Eye-tracking study of web form with labels on the left of input fields.

Eye-tracking study of web form with labels right-aligned

Improve the Visual Scale of Calls-to-Action

The position of elements in the visual hierarchy of a web form can play a large part in its conversion-rate performance.

A landing page optimization case study by WiderFunnel, a marketing company specializing in conversion optimization, reported a 32.5% conversion-rate increase in a landing page they were working on for SAP (a large, multinational software corporation). In the landing page, SAP offered a free download of their software after filling out a web form. The web form’s conversion rate was improved significantly just by placing a large, orange call-to-action (CTA) button on the page.

Original Landing Page Design

Landing page design of SAPSource: widerfunnel.com

Landing Page Design Variation A

Original Landing Page design variation with big call-to-action to fill out web formSource: widerfunnel.com

Landing Page Design Variation B

Variation B with web form displayed completely on landing page.Source: widerfunnel.com

Variation A — the one with the large, orange button near the top of the web page — increased conversions the highest.

Variation B, which displayed the web form the user needed to be fill out and which had the same large, orange button at the bottom of the web page, still increased conversion-rate performance by 17% compared to the original landing page design.

The results of the case study suggest that the size and visibility of your call-to-action can improve web-form-submission rates.

Optimize the Wording of Labels

In a case study discussed in this article, a split test on the landing page of the Unbounce.com software was conducted.

After reviewing the page, Unbounce decided it would be better to make the call-to-action button text more aligned with their users.

The only change they made was to update a word in the button’s text, changing the word "your" to "my". The original call-to-action button was worded "Start your 30 day free trial" while the redesigned button said "Start my 30 day free trial".

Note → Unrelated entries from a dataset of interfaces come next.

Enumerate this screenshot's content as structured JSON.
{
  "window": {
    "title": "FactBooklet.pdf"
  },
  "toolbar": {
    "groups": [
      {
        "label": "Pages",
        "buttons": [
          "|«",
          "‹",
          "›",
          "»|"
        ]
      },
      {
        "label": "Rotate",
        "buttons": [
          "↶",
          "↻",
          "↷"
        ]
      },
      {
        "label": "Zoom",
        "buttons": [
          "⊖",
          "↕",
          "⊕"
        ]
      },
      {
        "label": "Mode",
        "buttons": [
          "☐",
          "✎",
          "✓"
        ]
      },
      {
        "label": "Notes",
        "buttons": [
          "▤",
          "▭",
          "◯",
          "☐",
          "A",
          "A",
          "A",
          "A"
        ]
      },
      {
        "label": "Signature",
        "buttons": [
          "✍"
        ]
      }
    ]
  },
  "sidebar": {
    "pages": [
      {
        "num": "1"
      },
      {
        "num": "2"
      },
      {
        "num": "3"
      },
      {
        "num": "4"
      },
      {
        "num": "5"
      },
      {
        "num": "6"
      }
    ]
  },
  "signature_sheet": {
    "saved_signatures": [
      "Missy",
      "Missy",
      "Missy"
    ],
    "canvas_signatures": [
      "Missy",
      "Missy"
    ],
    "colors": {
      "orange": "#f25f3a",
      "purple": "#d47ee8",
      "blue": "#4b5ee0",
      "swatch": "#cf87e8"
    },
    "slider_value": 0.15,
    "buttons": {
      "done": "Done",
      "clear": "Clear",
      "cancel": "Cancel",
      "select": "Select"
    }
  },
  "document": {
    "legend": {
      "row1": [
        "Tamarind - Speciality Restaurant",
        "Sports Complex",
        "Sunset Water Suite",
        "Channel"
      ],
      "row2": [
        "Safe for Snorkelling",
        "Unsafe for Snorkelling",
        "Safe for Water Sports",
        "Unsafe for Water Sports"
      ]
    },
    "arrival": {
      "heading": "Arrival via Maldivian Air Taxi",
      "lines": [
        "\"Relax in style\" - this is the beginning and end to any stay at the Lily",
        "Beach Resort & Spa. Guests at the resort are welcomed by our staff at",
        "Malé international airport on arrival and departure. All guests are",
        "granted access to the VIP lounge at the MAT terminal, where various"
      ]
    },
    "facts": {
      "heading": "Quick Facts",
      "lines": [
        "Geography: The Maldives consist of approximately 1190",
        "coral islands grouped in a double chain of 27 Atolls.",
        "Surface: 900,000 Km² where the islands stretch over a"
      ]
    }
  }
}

After running the split test for three weeks, the text "Start my free 30 day trial" had increased the click-through rate to the sign-up web form page by 90%.

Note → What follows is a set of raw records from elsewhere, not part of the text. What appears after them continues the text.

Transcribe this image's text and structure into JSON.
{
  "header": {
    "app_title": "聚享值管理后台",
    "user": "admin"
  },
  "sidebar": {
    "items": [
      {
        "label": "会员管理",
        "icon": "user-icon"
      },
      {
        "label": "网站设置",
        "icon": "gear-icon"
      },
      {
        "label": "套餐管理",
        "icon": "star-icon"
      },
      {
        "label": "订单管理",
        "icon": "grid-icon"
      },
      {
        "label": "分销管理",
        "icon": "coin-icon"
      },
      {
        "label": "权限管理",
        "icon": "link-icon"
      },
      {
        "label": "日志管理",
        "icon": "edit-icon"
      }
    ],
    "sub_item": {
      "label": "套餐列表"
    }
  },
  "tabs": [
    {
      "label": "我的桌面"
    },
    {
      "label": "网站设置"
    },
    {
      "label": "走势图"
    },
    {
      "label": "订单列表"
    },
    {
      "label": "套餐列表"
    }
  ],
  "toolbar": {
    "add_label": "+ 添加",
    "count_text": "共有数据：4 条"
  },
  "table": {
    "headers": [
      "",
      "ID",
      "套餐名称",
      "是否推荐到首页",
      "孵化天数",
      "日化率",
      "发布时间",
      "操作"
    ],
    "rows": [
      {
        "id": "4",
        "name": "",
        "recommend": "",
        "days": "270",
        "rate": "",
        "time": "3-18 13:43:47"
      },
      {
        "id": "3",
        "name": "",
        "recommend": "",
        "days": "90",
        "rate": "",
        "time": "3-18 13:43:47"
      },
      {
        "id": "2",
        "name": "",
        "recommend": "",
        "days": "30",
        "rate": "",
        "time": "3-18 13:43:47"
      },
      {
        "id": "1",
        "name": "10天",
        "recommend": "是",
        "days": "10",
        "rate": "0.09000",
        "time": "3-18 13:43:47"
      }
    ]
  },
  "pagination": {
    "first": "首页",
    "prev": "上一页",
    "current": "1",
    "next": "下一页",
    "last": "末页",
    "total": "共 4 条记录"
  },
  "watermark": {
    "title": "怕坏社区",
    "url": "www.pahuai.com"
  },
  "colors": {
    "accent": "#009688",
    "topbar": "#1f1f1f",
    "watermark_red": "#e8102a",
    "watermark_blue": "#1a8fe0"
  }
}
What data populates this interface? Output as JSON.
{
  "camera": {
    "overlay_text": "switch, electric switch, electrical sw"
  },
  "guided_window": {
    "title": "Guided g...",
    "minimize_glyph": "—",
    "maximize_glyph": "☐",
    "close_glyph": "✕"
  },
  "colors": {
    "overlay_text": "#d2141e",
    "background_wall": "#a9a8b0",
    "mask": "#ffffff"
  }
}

Click-through rate improved by changing button's text.Source: contentverve.com

Increase Form Friction to Improve Submission Quality

In some instances, you may not want to increase your web form’s conversion rate. Sometimes, your main focus is on optimizing the quality of the form submissions, even if it means a reduction in form submissions. This may be due to the price points of your products or services; perhaps you want to get more form submissions from potential clients that meet the financial requirements needed to hire your company. In these types of situations, having more form conversions can lead to losses instead of gains, because you will need to spend more time and resources processing web form submissions to find ones that are a good fit for your business.

One way to improve the quality of form submissions (lead quality) is to ask people what their budget for your services is. This reduces the number of form submissions coming from users who don’t have the capital needed to work with your business, saving you time from writing project proposals and pitching to the wrong prospective clients.

A "what's your budget" web form input field.

An article published on Econsultancy discusses a case study of Kindercare where the childcare service provider was able to improve their lead quality by adding an extra form field on their site’s contact form.

Original Contact Form

Contact web form of Kindercare.Source: econsultancy.com

Redesigned Contact Form

Redesigned contact web form of Kindercare.Source: econsultancy.com

Both contact form designs were the same, apart from the redesigned version having a new "Comments or Questions" field.

This is what the author of the article said about the Kindercare results: "To their utter surprise, conversions remained stable. There was no reduction in leads generated from the longer form! Plus, the sales team reported that the quality of the leads increased."

Further Reading